◆ TASK DIRECTIONS
Skip the pictures. Give all the data again exactly.

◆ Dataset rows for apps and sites
================

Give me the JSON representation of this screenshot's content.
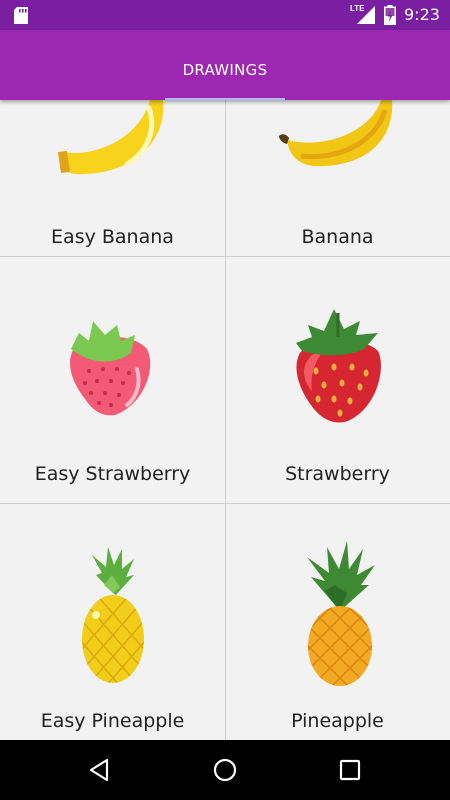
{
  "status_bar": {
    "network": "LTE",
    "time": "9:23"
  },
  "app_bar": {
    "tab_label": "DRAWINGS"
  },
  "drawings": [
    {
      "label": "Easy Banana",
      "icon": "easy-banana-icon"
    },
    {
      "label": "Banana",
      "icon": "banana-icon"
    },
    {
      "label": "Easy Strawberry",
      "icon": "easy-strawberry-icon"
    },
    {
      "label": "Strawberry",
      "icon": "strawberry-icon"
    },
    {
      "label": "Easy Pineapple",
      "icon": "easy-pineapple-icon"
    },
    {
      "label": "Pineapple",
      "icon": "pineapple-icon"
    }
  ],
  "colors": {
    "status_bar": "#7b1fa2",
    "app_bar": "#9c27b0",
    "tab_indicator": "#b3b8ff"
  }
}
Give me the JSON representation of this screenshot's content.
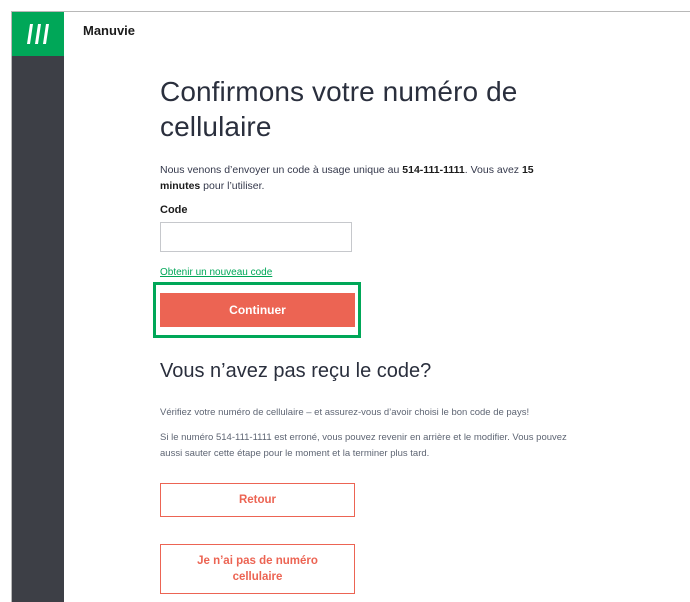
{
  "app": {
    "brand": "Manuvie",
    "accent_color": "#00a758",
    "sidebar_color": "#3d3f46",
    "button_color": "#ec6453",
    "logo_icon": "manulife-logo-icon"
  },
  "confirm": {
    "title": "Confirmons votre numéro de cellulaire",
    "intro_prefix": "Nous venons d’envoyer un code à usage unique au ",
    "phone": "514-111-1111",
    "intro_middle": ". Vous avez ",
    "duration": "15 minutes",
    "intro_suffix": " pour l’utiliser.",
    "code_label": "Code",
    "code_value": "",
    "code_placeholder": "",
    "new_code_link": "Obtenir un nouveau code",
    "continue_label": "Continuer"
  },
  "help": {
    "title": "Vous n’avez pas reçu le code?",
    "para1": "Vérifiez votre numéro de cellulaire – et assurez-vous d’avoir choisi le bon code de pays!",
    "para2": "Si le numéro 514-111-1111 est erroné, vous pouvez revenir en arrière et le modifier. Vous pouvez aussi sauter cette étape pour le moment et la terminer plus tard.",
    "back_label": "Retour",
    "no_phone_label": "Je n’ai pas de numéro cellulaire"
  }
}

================

◆ WRITTEN SOLUTION
Give me the JSON representation of this screenshot's content.
{
  "status_bar": {
    "network": "LTE",
    "time": "9:23"
  },
  "app_bar": {
    "tab_label": "DRAWINGS"
  },
  "drawings": [
    {
      "label": "Easy Banana",
      "icon": "easy-banana-icon"
    },
    {
      "label": "Banana",
      "icon": "banana-icon"
    },
    {
      "label": "Easy Strawberry",
      "icon": "easy-strawberry-icon"
    },
    {
      "label": "Strawberry",
      "icon": "strawberry-icon"
    },
    {
      "label": "Easy Pineapple",
      "icon": "easy-pineapple-icon"
    },
    {
      "label": "Pineapple",
      "icon": "pineapple-icon"
    }
  ],
  "colors": {
    "status_bar": "#7b1fa2",
    "app_bar": "#9c27b0",
    "tab_indicator": "#b3b8ff"
  }
}
Give me the JSON representation of this screenshot's content.
{
  "app": {
    "brand": "Manuvie",
    "accent_color": "#00a758",
    "sidebar_color": "#3d3f46",
    "button_color": "#ec6453",
    "logo_icon": "manulife-logo-icon"
  },
  "confirm": {
    "title": "Confirmons votre numéro de cellulaire",
    "intro_prefix": "Nous venons d’envoyer un code à usage unique au ",
    "phone": "514-111-1111",
    "intro_middle": ". Vous avez ",
    "duration": "15 minutes",
    "intro_suffix": " pour l’utiliser.",
    "code_label": "Code",
    "code_value": "",
    "code_placeholder": "",
    "new_code_link": "Obtenir un nouveau code",
    "continue_label": "Continuer"
  },
  "help": {
    "title": "Vous n’avez pas reçu le code?",
    "para1": "Vérifiez votre numéro de cellulaire – et assurez-vous d’avoir choisi le bon code de pays!",
    "para2": "Si le numéro 514-111-1111 est erroné, vous pouvez revenir en arrière et le modifier. Vous pouvez aussi sauter cette étape pour le moment et la terminer plus tard.",
    "back_label": "Retour",
    "no_phone_label": "Je n’ai pas de numéro cellulaire"
  }
}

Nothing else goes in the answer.